◆ Exercise instructions
In the records below, some lines contain the word "Policy". Copy each of them.

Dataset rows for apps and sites
——

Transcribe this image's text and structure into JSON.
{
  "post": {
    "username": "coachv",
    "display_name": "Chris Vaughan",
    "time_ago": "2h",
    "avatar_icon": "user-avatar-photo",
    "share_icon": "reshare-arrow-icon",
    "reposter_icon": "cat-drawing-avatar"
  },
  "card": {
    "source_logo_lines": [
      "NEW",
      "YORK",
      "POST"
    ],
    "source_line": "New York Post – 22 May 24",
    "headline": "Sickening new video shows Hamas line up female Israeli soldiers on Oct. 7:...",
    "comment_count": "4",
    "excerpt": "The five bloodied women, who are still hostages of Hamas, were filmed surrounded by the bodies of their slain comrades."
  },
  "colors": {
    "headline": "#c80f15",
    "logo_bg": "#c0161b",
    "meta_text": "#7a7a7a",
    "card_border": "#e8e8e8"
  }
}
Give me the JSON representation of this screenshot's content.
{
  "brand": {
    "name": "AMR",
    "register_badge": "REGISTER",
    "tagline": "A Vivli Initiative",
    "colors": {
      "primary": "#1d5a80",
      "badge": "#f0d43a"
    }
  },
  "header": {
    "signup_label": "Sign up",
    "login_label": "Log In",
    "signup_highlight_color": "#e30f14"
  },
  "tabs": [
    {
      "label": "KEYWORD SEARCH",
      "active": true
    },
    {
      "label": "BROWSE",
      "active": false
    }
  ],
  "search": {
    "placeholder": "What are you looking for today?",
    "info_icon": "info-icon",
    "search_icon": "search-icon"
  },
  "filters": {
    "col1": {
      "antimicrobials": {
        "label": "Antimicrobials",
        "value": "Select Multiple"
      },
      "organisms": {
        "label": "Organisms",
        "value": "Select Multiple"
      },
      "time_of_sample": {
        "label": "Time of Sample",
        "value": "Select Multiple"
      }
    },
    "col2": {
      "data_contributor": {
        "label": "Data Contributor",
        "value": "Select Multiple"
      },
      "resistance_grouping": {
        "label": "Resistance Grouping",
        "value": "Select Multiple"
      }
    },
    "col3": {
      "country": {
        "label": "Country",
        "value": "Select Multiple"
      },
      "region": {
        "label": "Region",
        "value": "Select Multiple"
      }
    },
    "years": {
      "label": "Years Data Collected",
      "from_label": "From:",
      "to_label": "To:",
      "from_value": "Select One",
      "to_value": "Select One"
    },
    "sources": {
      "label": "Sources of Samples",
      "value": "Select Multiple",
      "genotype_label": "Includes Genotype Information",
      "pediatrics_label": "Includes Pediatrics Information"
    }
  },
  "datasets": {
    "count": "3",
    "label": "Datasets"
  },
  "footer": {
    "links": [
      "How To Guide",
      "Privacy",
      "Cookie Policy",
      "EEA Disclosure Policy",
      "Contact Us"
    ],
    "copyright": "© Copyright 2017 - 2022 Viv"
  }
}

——

◆ Your response
      "Cookie Policy",
      "EEA Disclosure Policy",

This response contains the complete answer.